- Data extracts -
•••

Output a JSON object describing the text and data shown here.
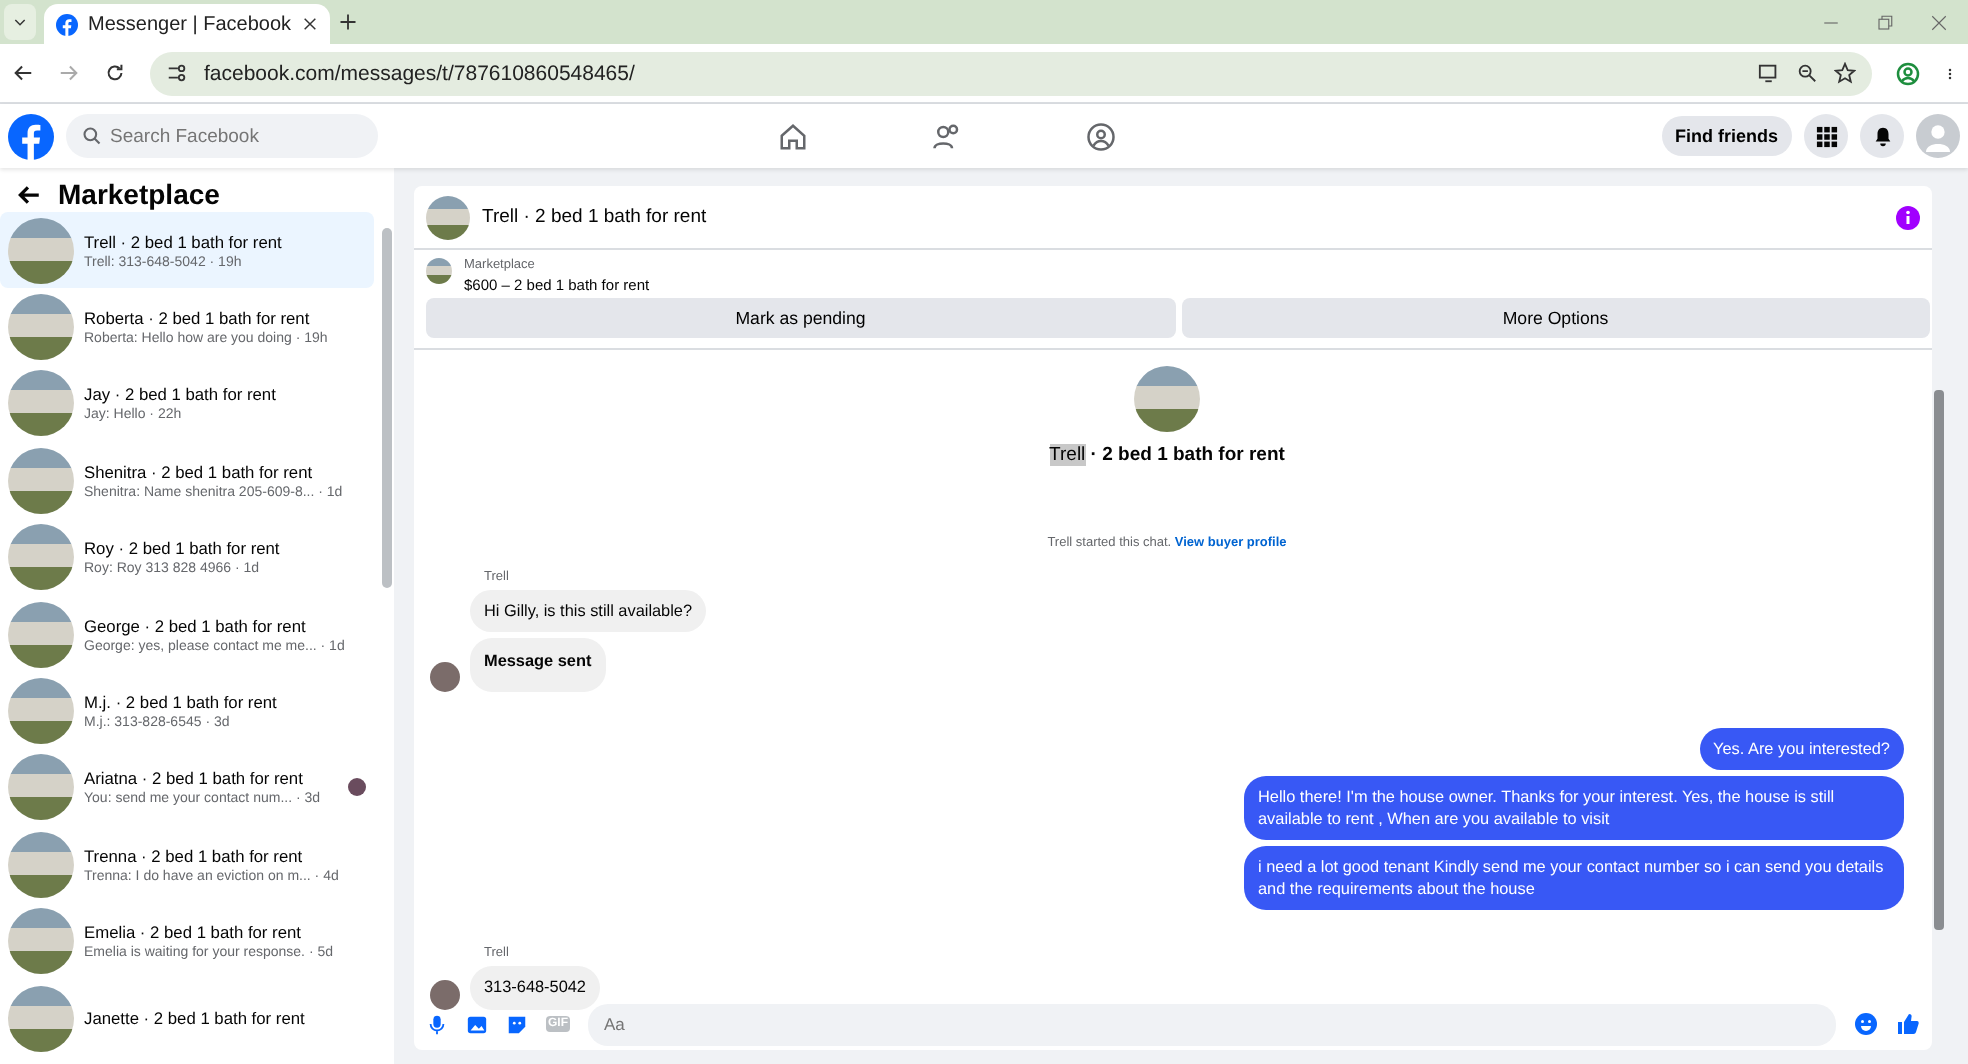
{
  "browser": {
    "tab_title": "Messenger | Facebook",
    "url": "facebook.com/messages/t/787610860548465/"
  },
  "header": {
    "search_placeholder": "Search Facebook",
    "find_friends": "Find friends"
  },
  "sidebar": {
    "title": "Marketplace",
    "items": [
      {
        "name": "Trell · 2 bed 1 bath for rent",
        "preview": "Trell: 313-648-5042 · 19h",
        "selected": true,
        "seen": false
      },
      {
        "name": "Roberta · 2 bed 1 bath for rent",
        "preview": "Roberta: Hello how are you doing · 19h",
        "selected": false,
        "seen": false
      },
      {
        "name": "Jay · 2 bed 1 bath for rent",
        "preview": "Jay: Hello · 22h",
        "selected": false,
        "seen": false
      },
      {
        "name": "Shenitra · 2 bed 1 bath for rent",
        "preview": "Shenitra: Name shenitra 205-609-8... · 1d",
        "selected": false,
        "seen": false
      },
      {
        "name": "Roy · 2 bed 1 bath for rent",
        "preview": "Roy: Roy 313 828 4966 · 1d",
        "selected": false,
        "seen": false
      },
      {
        "name": "George · 2 bed 1 bath for rent",
        "preview": "George: yes, please contact me me... · 1d",
        "selected": false,
        "seen": false
      },
      {
        "name": "M.j. · 2 bed 1 bath for rent",
        "preview": "M.j.: 313-828-6545 · 3d",
        "selected": false,
        "seen": false
      },
      {
        "name": "Ariatna · 2 bed 1 bath for rent",
        "preview": "You: send me your contact num... · 3d",
        "selected": false,
        "seen": true
      },
      {
        "name": "Trenna · 2 bed 1 bath for rent",
        "preview": "Trenna: I do have an eviction on m... · 4d",
        "selected": false,
        "seen": false
      },
      {
        "name": "Emelia · 2 bed 1 bath for rent",
        "preview": "Emelia is waiting for your response. · 5d",
        "selected": false,
        "seen": false
      },
      {
        "name": "Janette · 2 bed 1 bath for rent",
        "selected": false,
        "seen": false
      }
    ]
  },
  "chat": {
    "title": "Trell · 2 bed 1 bath for rent",
    "listing_label": "Marketplace",
    "listing_price": "$600 – 2 bed 1 bath for rent",
    "buttons": [
      "Mark as pending",
      "More Options"
    ],
    "intro_name": "Trell",
    "intro_rest": " · 2 bed 1 bath for rent",
    "started_text": "Trell started this chat.",
    "profile_link": "View buyer profile",
    "messages": [
      {
        "kind": "sender",
        "text": "Trell"
      },
      {
        "kind": "incoming",
        "text": "Hi Gilly, is this still available?",
        "bold": false,
        "avatar": false
      },
      {
        "kind": "incoming",
        "text": "Message sent",
        "bold": true,
        "avatar": true
      },
      {
        "kind": "outgoing",
        "text": "Yes. Are you interested?"
      },
      {
        "kind": "outgoing",
        "text": "Hello there! I'm the house owner. Thanks for your interest. Yes, the house is still available to rent , When are you available to visit"
      },
      {
        "kind": "outgoing",
        "text": "i need a lot good tenant Kindly send me your contact number so i can send you details and the requirements about the house"
      },
      {
        "kind": "sender",
        "text": "Trell"
      },
      {
        "kind": "incoming",
        "text": "313-648-5042",
        "bold": false,
        "avatar": true
      }
    ],
    "composer_placeholder": "Aa",
    "gif": "GIF"
  }
}
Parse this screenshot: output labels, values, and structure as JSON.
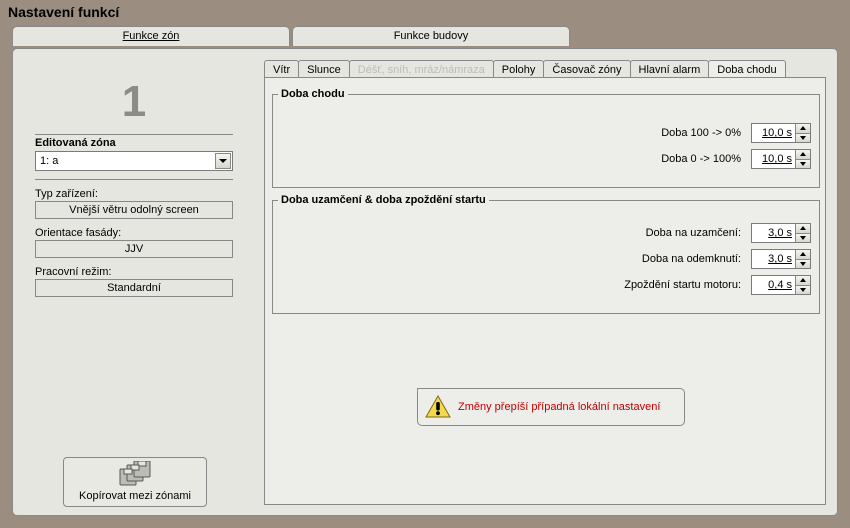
{
  "window": {
    "title": "Nastavení funkcí"
  },
  "top_tabs": {
    "zones": "Funkce zón",
    "building": "Funkce budovy"
  },
  "sidebar": {
    "zone_number": "1",
    "edited_zone_label": "Editovaná zóna",
    "edited_zone_value": "1: a",
    "device_type_label": "Typ zařízení:",
    "device_type_value": "Vnější větru odolný screen",
    "facade_orientation_label": "Orientace fasády:",
    "facade_orientation_value": "JJV",
    "work_mode_label": "Pracovní režim:",
    "work_mode_value": "Standardní",
    "copy_between_zones": "Kopírovat mezi zónami"
  },
  "sub_tabs": {
    "wind": "Vítr",
    "sun": "Slunce",
    "rain": "Déšť, sníh, mráz/námraza",
    "positions": "Polohy",
    "zone_timer": "Časovač zóny",
    "main_alarm": "Hlavní alarm",
    "run_time": "Doba chodu"
  },
  "group_run_time": {
    "title": "Doba chodu",
    "row1_label": "Doba 100 -> 0%",
    "row1_value": "10,0 s",
    "row2_label": "Doba 0 -> 100%",
    "row2_value": "10,0 s"
  },
  "group_lock": {
    "title": "Doba uzamčení & doba zpoždění startu",
    "row1_label": "Doba na uzamčení:",
    "row1_value": "3,0 s",
    "row2_label": "Doba na odemknutí:",
    "row2_value": "3,0 s",
    "row3_label": "Zpoždění startu motoru:",
    "row3_value": "0,4 s"
  },
  "warning": "Změny přepíší případná lokální nastavení"
}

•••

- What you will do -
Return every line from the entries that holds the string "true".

- Response -
        "selected": true,
        "seen": true
        "bold": true,
        "avatar": true
        "avatar": true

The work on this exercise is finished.